I have to create very far in advance. Doing six collections a year and predicting a year in the future is very hard. I have to predict not just the way people are going to dress but their emotional state, especially now with the social and political situation. How are we going to evolve and what will the transformation be in one year? What is the theme of next year?
Roland on #WomeninMouret..
I started this project online called Women in Mouret. I find it so magical to see women reacting to my clothes. Vianney Le Caer follows women that we love who go out into the street wearing my clothes and photographs them when they are walking around in places they love. It is magical and so unique.
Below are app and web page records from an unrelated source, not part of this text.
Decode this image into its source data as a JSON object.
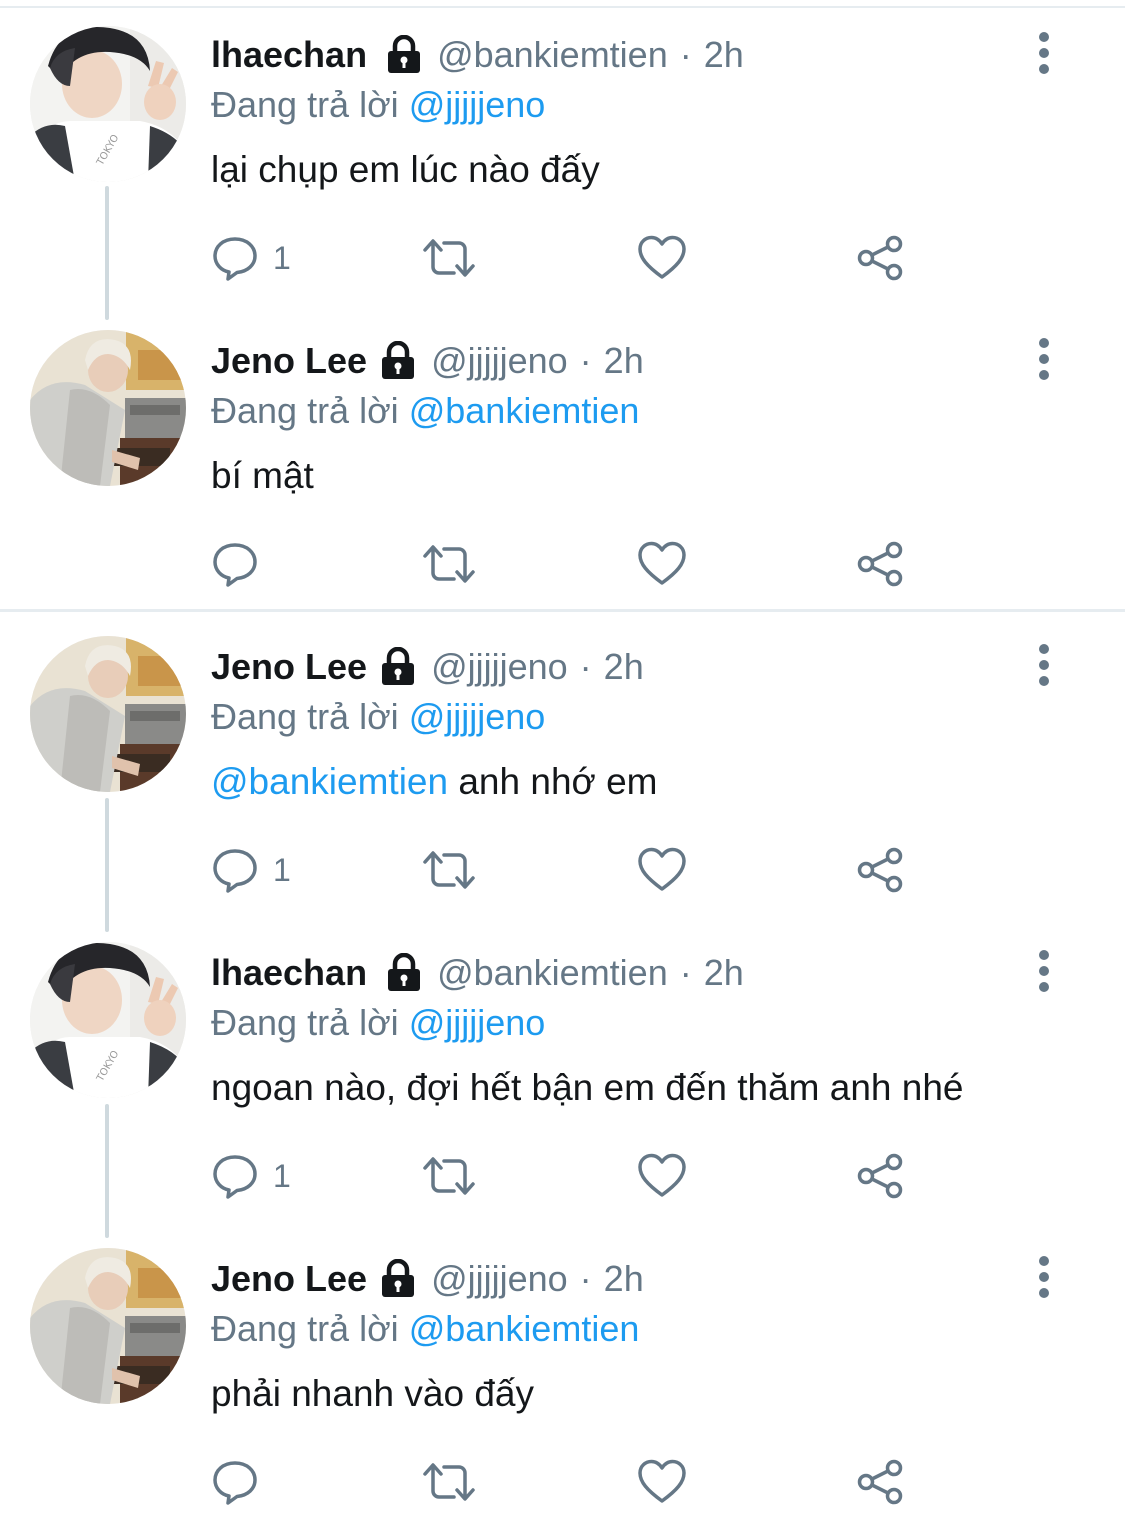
{
  "reply_prefix": "Đang trả lời",
  "tweets": [
    {
      "name": "lhaechan",
      "handle": "@bankiemtien",
      "dot": "·",
      "time": "2h",
      "reply_to": "@jjjjjeno",
      "text_mention": "",
      "text": "lại chụp em lúc nào đấy",
      "reply_count": "1",
      "avatar": "lhaechan-avatar"
    },
    {
      "name": "Jeno Lee",
      "handle": "@jjjjjeno",
      "dot": "·",
      "time": "2h",
      "reply_to": "@bankiemtien",
      "text_mention": "",
      "text": "bí mật",
      "reply_count": "",
      "avatar": "jeno-avatar"
    },
    {
      "name": "Jeno Lee",
      "handle": "@jjjjjeno",
      "dot": "·",
      "time": "2h",
      "reply_to": "@jjjjjeno",
      "text_mention": "@bankiemtien",
      "text": " anh nhớ em",
      "reply_count": "1",
      "avatar": "jeno-avatar"
    },
    {
      "name": "lhaechan",
      "handle": "@bankiemtien",
      "dot": "·",
      "time": "2h",
      "reply_to": "@jjjjjeno",
      "text_mention": "",
      "text": "ngoan nào, đợi hết bận em đến thăm anh nhé",
      "reply_count": "1",
      "avatar": "lhaechan-avatar"
    },
    {
      "name": "Jeno Lee",
      "handle": "@jjjjjeno",
      "dot": "·",
      "time": "2h",
      "reply_to": "@bankiemtien",
      "text_mention": "",
      "text": "phải nhanh vào đấy",
      "reply_count": "",
      "avatar": "jeno-avatar"
    }
  ],
  "colors": {
    "text": "#14171a",
    "secondary": "#657786",
    "mention": "#1d9bf0",
    "divider": "#e6ecf0",
    "thread_line": "#cfd9de"
  },
  "icons": [
    "lock-icon",
    "more-icon",
    "reply-icon",
    "retweet-icon",
    "like-icon",
    "share-icon"
  ]
}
This has given me an amazing body of work.
Roland on creating a collection that balances masculinity and femininity..
Is strength feminine or masculine? In French, strength is feminine but in English you traditionally define it as masculine. You have different definitions of masculine and feminine. That’s why I like to put guys in women’s jackets. There is no right or wrong. It is about what people want.
I decided to put men in the women’s collection. It was quite an interesting exercise to take five straight men and get them to wear female clothes. It was something quite amazing because the men still had the beauty of the curve on them. Their masculinity was defined by accepting their femininity.
I made a perfume, it was based on my past and my emotion. I’d never done a perfume but I wanted the nose to be a woman. The only thing I knew was how much a perfume changes when on the skin. I ended up doing a women’s perfume that men can wear. I started with so many ingredients that I loved but then I put in one smell that I hated. I wanted to put something I hate in what I love because that is the definition of who I am. We then had to name this perfume. I decided to use the name of what I used to be called at school as a gay kid when I was bullied. My name is Mouret and there is a French name called Une Amourette, which is feminine and I was always called this as a kid. I promised myself that one day I would use that word and reclaim it.
Roland on sustainability in fashion..
Yesterday I was at the British Fashion Council at a big sustainable day and I was launching a product. It’s really weird to be able to be creative and to feed my creativity for life but know that part of it destroys the planet.
We are coming out with the first sustainable hanger that goes from the factory to the shop. My job now is to make sure everyone changes to that hanger. We have to start to do it together.
The question is will sustainability be capitalised? It is going to become a business. We can’t repeat the mistake of the industrial revolutions and go through such a big change without being aware of what we are doing from the beginning. We are paying the price of two revolutions that allowed us to grow, that fed us and gave us everything we want.
We all have responsibilities. I have the responsibility to know what every piece of clothing is made of and what is plastic and so on. You have the responsibility to respond to it, what do you have in your wardrobe and what do you want to change. Sometimes it is really slow and the change takes a while. Already, the packaging is changing within these luxury stores. I’m trying.
Roland on his next collection and the future of fashion..
I’m a pessimist who reacts with optimism. I believe that it’s going to be hard, I believe we have a chance to learn from all of this. At the moment we have to invent our future and invent what we are going to sell and to buy. I would love not to use the word ‘consumer’ anymore. We are going to lose a lot of presence around us and visuals from our childhood and they are going to disappear but we can invent other things. If invention is related to empathy, that is even better.
Photography by Luke Fullalove.